Cellulose is not soluble in water or conventional organic solvents. Recently it was found that ionic liquids (IL) are able to dissolve cellulose, and this opens many new possibilities. In this work, microcrystalline cellulose (MCC) was dissolved in two different imidazolium-based ionic liquids and when a coagulation agent (CA) was added, a gel structure was obtained. In this case, MCC was also modified to lauric acid cellulose ester (LACE) in order to study the effect of surface hydrophobisation. It was concluded that the thermal transition range of the cellulose gels was affected only by the type of cellulose and that the absorption of CA during gelling depended on the types of IL and cellulose. The rheological measurements with a stress-controlled parallel-plate rheometer showed linear vicoelastic behaviour in terms of the storage modulus G’ but not in the loss modulus G”. Gels having a high concentration of cellulose exhibited higher plateau values for G’ and the critical stress value for linearity depended on the type of IL and the type of CA. It was concluded that the G’ and G” of the gels were independent of the frequency.
The difficulty of feeding the cellulose fibres into the extruder or injection moulding machine is a serious disadvantage, since continuous feeding is desired when processing this type of composite. Pelletizing the cellulose fibres made it possible to achieve continuous feeding, but this process resulted in a significant shortening of the fibre lengths and a consequent reduction in the mechanical properties of the composite. Cellulose pellets or agglomerates of cellulose in ethylene-acrylic acid copolymer (EAA) were processed with different techniques. Pellets with 30 and 70 wt% cellulose content were used. The 70 wt% cellulose content pellets were blended with additional EAA to a final cellulose content of 30 wt%. It was concluded that the melt processing after the initial agglomeration had a small or insignificant effect on the fibre length. Elongation dispersive mixing improved both stiffness and strength, probably because the number and size of the fibre aggregates were reduced.
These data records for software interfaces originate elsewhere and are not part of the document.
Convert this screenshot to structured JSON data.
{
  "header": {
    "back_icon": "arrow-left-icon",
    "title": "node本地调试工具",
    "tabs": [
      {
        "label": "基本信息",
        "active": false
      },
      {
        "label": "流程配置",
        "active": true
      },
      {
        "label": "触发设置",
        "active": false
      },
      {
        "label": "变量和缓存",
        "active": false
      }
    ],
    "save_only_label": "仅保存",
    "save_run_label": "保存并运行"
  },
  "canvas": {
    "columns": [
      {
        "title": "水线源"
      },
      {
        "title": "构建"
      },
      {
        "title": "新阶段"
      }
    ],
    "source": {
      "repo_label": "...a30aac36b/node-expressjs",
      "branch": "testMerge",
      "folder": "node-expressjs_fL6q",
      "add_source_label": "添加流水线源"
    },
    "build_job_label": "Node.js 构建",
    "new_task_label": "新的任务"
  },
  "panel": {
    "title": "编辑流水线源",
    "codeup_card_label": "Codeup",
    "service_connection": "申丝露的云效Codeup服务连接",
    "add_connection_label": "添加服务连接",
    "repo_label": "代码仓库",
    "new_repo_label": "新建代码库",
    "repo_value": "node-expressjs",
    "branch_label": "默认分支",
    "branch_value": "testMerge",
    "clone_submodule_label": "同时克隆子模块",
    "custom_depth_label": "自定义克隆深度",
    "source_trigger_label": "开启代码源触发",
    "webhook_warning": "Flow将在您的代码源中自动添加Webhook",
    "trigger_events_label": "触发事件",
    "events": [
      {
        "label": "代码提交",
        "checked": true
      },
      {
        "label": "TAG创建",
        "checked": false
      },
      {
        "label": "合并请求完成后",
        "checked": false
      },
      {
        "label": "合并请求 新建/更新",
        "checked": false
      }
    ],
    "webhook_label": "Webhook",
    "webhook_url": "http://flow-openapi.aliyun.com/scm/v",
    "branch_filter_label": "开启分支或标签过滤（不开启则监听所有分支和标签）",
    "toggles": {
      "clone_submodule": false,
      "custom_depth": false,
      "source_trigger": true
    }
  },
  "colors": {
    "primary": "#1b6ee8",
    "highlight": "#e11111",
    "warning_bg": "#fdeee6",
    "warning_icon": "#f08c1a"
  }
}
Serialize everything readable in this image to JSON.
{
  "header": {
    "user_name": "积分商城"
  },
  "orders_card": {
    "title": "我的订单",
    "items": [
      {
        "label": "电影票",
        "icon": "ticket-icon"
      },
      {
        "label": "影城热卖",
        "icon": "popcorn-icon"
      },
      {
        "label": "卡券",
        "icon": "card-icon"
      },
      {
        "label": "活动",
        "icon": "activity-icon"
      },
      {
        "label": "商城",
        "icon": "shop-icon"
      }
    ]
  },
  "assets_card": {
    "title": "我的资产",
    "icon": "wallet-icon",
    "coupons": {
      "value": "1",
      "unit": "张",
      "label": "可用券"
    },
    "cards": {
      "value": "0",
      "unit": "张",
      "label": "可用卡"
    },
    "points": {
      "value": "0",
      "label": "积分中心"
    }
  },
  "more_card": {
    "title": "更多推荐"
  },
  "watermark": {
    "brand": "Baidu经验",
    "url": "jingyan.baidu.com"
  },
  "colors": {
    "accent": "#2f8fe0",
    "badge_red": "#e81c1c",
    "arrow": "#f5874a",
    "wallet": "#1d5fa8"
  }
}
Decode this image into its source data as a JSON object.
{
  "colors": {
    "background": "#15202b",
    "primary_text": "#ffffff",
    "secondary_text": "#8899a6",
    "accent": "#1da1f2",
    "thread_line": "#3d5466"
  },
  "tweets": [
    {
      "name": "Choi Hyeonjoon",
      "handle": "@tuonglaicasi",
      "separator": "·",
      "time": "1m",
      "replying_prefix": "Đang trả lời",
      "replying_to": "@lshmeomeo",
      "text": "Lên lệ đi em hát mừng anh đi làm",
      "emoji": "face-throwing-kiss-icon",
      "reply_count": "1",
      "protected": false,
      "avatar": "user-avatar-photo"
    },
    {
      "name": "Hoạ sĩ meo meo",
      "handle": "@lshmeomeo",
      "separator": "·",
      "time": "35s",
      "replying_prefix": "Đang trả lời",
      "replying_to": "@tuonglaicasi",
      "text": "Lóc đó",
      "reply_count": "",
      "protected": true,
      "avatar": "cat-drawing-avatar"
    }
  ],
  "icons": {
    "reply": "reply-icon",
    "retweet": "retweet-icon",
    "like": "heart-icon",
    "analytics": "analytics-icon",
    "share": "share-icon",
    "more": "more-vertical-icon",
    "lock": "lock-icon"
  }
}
Keywords: cellulose fibres, ethylene-acrylic acid copolymer, compounding, dispersion, ionic liquids, gels, rheological properties
ethylene-acrylic acid copolymer